**Dataset excerpts**
§ §

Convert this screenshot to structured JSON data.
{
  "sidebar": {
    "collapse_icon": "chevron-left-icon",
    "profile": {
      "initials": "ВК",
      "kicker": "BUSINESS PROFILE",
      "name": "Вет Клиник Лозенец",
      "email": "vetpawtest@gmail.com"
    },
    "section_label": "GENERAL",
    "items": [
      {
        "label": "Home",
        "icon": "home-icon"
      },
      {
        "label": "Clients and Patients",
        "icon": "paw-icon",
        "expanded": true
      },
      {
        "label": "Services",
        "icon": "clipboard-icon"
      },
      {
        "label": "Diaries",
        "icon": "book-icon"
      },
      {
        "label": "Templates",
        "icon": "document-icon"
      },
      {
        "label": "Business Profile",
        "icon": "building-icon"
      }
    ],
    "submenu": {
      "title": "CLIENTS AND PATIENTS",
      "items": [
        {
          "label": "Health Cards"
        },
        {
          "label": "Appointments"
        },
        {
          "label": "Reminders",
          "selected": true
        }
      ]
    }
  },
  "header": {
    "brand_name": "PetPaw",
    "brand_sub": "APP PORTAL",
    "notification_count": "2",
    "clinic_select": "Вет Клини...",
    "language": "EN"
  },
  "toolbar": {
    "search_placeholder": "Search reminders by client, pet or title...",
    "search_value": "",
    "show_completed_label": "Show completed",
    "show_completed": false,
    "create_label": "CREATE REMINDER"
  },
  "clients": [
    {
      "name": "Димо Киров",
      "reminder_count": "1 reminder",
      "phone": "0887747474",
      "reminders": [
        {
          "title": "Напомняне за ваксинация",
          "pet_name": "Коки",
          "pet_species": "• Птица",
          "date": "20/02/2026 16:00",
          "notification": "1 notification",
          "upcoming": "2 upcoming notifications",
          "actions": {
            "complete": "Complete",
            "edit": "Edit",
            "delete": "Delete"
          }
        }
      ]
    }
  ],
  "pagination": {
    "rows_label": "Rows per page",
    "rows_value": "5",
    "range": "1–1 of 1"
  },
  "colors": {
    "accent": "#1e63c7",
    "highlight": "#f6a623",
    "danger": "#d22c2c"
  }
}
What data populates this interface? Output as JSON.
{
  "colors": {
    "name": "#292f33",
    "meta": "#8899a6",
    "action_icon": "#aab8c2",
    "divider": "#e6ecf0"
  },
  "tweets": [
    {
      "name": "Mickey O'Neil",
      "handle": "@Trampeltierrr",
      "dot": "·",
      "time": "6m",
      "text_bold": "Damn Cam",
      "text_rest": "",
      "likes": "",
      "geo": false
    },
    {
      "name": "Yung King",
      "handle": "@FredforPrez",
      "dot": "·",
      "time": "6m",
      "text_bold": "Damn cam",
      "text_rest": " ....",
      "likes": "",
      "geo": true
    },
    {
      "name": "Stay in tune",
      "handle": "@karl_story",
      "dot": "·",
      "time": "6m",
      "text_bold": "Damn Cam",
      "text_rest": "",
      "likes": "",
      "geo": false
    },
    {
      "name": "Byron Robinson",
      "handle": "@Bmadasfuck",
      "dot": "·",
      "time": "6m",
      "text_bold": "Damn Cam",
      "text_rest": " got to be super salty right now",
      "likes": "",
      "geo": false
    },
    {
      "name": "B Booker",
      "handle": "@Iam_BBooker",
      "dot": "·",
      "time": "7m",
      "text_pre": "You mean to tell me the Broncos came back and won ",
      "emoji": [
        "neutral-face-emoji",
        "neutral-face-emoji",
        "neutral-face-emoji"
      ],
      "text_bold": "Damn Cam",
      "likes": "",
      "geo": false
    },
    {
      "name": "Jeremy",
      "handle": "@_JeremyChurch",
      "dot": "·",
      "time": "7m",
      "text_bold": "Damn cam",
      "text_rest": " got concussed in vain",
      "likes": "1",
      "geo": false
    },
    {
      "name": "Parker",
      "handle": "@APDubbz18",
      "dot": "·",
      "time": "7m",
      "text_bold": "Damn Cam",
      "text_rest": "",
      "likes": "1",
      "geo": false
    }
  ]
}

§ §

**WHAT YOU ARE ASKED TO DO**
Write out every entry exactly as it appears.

**ANSWER SPACE**
Convert this screenshot to structured JSON data.
{
  "sidebar": {
    "collapse_icon": "chevron-left-icon",
    "profile": {
      "initials": "ВК",
      "kicker": "BUSINESS PROFILE",
      "name": "Вет Клиник Лозенец",
      "email": "vetpawtest@gmail.com"
    },
    "section_label": "GENERAL",
    "items": [
      {
        "label": "Home",
        "icon": "home-icon"
      },
      {
        "label": "Clients and Patients",
        "icon": "paw-icon",
        "expanded": true
      },
      {
        "label": "Services",
        "icon": "clipboard-icon"
      },
      {
        "label": "Diaries",
        "icon": "book-icon"
      },
      {
        "label": "Templates",
        "icon": "document-icon"
      },
      {
        "label": "Business Profile",
        "icon": "building-icon"
      }
    ],
    "submenu": {
      "title": "CLIENTS AND PATIENTS",
      "items": [
        {
          "label": "Health Cards"
        },
        {
          "label": "Appointments"
        },
        {
          "label": "Reminders",
          "selected": true
        }
      ]
    }
  },
  "header": {
    "brand_name": "PetPaw",
    "brand_sub": "APP PORTAL",
    "notification_count": "2",
    "clinic_select": "Вет Клини...",
    "language": "EN"
  },
  "toolbar": {
    "search_placeholder": "Search reminders by client, pet or title...",
    "search_value": "",
    "show_completed_label": "Show completed",
    "show_completed": false,
    "create_label": "CREATE REMINDER"
  },
  "clients": [
    {
      "name": "Димо Киров",
      "reminder_count": "1 reminder",
      "phone": "0887747474",
      "reminders": [
        {
          "title": "Напомняне за ваксинация",
          "pet_name": "Коки",
          "pet_species": "• Птица",
          "date": "20/02/2026 16:00",
          "notification": "1 notification",
          "upcoming": "2 upcoming notifications",
          "actions": {
            "complete": "Complete",
            "edit": "Edit",
            "delete": "Delete"
          }
        }
      ]
    }
  ],
  "pagination": {
    "rows_label": "Rows per page",
    "rows_value": "5",
    "range": "1–1 of 1"
  },
  "colors": {
    "accent": "#1e63c7",
    "highlight": "#f6a623",
    "danger": "#d22c2c"
  }
}
What data populates this interface? Output as JSON.
{
  "colors": {
    "name": "#292f33",
    "meta": "#8899a6",
    "action_icon": "#aab8c2",
    "divider": "#e6ecf0"
  },
  "tweets": [
    {
      "name": "Mickey O'Neil",
      "handle": "@Trampeltierrr",
      "dot": "·",
      "time": "6m",
      "text_bold": "Damn Cam",
      "text_rest": "",
      "likes": "",
      "geo": false
    },
    {
      "name": "Yung King",
      "handle": "@FredforPrez",
      "dot": "·",
      "time": "6m",
      "text_bold": "Damn cam",
      "text_rest": " ....",
      "likes": "",
      "geo": true
    },
    {
      "name": "Stay in tune",
      "handle": "@karl_story",
      "dot": "·",
      "time": "6m",
      "text_bold": "Damn Cam",
      "text_rest": "",
      "likes": "",
      "geo": false
    },
    {
      "name": "Byron Robinson",
      "handle": "@Bmadasfuck",
      "dot": "·",
      "time": "6m",
      "text_bold": "Damn Cam",
      "text_rest": " got to be super salty right now",
      "likes": "",
      "geo": false
    },
    {
      "name": "B Booker",
      "handle": "@Iam_BBooker",
      "dot": "·",
      "time": "7m",
      "text_pre": "You mean to tell me the Broncos came back and won ",
      "emoji": [
        "neutral-face-emoji",
        "neutral-face-emoji",
        "neutral-face-emoji"
      ],
      "text_bold": "Damn Cam",
      "likes": "",
      "geo": false
    },
    {
      "name": "Jeremy",
      "handle": "@_JeremyChurch",
      "dot": "·",
      "time": "7m",
      "text_bold": "Damn cam",
      "text_rest": " got concussed in vain",
      "likes": "1",
      "geo": false
    },
    {
      "name": "Parker",
      "handle": "@APDubbz18",
      "dot": "·",
      "time": "7m",
      "text_bold": "Damn Cam",
      "text_rest": "",
      "likes": "1",
      "geo": false
    }
  ]
}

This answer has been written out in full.